Once he's focused on a new project you can count on Ray Scott to run with it, slaloming through all obstacles. Not quite satisfied with existing rods for his mission, he had his own rods, called Sportackles, built. Their fast tips, gradual tapers and strong butts allow casting lures as light as 1/16-ounce on 4-pound-test. They have Tennessee handles, meaning you tape your reel onto the cork. The butt line guide is dime-size to avoid line slap- a trick learned from a tournament caster-with the other ultralight guides quickly dropping in size to the micro tip-top. Sportackle rods come in one-piece, 61/2- and 7-foot lengths; two-piece models are being considered. The 61/2-footer weighs a scant 2 ounces, the 7-footer just a tad more. Having cast and fished both I can say they are excellent for their intended jobs.

While Scott was searching for a reel that would solve all the old problems of light tackle, a homebuilder and dedicated fisherman walked up to him at a St. Louis sport show. Fred Kemp had built a prototype reel scavenged from parts of existing models and wanted Scott to see it. The reel's most intriguing design element was its large spool and small body. Scott encouraged Kemp to fine-tune his design, and what evolved is the SuperCaster 225, a reel that can easily handle lines from 2- to 15-pound-test.

**A Reel Jewel **
The reel's features make it ideal for an extremely wide variety of fishing techniques. Its 21/4-inch spool dwarfs the average 11/2-inch spool on reels in its class. Feathering a cast with your forefinger is a breeze because the spool is so close. The body is of light aircraft-grade carbon fiber, stronger than standard graphite and some metals. Gearing is of bronze alloy and stainless steel, engineered very much like the popular Cardinal reels of yesteryear. The shaft is a stainless steel alloy said to take more than twice the punishment of ordinary steel shafts.

Because of the spool's high capacity you'll probably want to use an arbor with light line. The SuperCaster weighs 8.6 ounces with its aluminum spool, 8 ounces with the carbon spool. During my fishing with a pre-production model, the SuperCaster performed sweetly. The drag was smooth, though no extended runs were experienced. The large spool and even line lay resulted in excellent cast distance. With its tough gearing and eight ball bearings, the reel should easily handle heavy assignments with its recommended maximum 15-pound-test line.

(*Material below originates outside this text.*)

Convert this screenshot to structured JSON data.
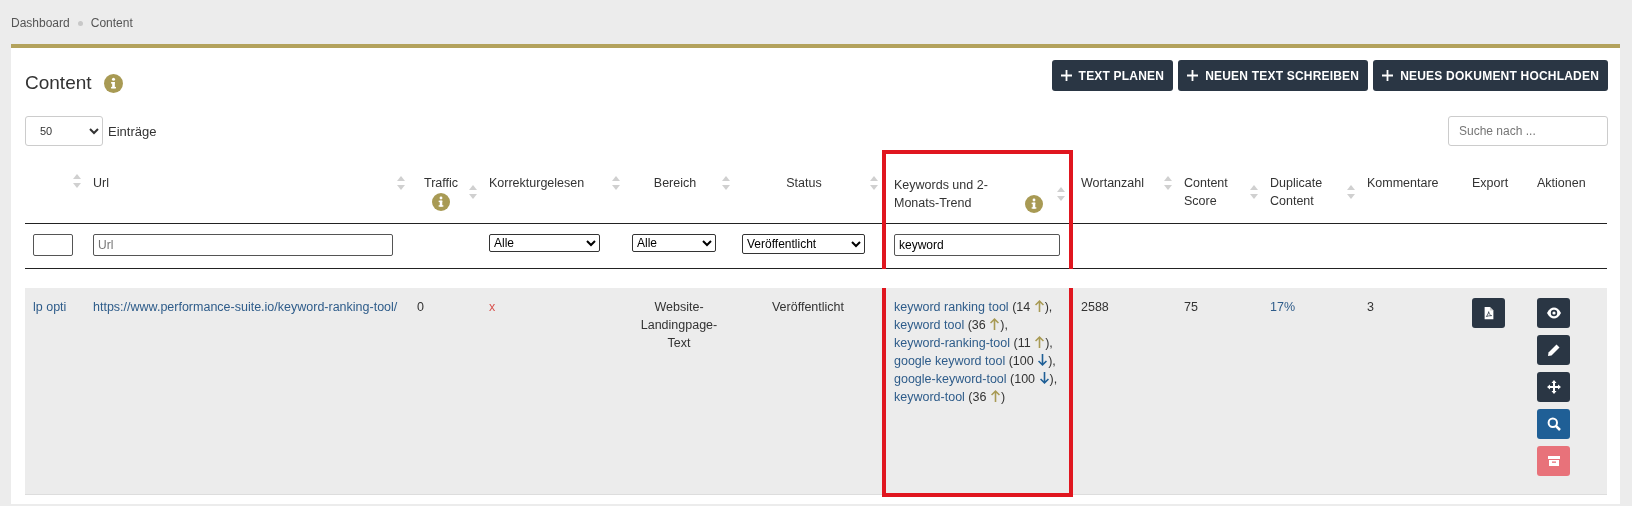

Some worry that light tackle will wear fish down to the point of non- recovery. The kind of tackle discussed here won't do that. Our popular freshwater species aren't subject to muscle lactic acid buildup, as are tuna, for example. Bass, especially, are not built for long-run fights.

You can't crank a fish across the surface and sail it into the boat using 4-pound-test line. But this light tackle enables you to bring that fish to hand nearly as fast and with less banging around. You need to experiment with such outfits using line tied to a scale to get a feel for how much pressure you can apply. It will startle you.

Fishing for walleyes, bass and pike around cover or structure on light tackle isn't like fighting big saltwater fish in open water. This sport will cause you to develop entirely new strategies. As Davy Hite, 1999 BASS Masters Classic champ, says, "You don't just throw where the bass lives. You knock on the front door and invite him out to play."

If more hookups, a new level of challenge and sheer excitement pique your interest, you're a prime candidate for the light-tackle game. a feel for how much pressure you can apply. It will startle you.

Fishing for walleyes, bass and pike around cover or structure on light tackle isn't like fighting big saltwater fish in open water. This sport will cause you to develop entirely new strategies. As Davy Hite, 1999 BASS Masters Classic champ, says, "You don't just throw where the bass lives. You knock on the front door and invite him out to play."

If more hookups, a new level of challenge and sheer excitement pique your interest, you're a prime candidate for the light-tackle game.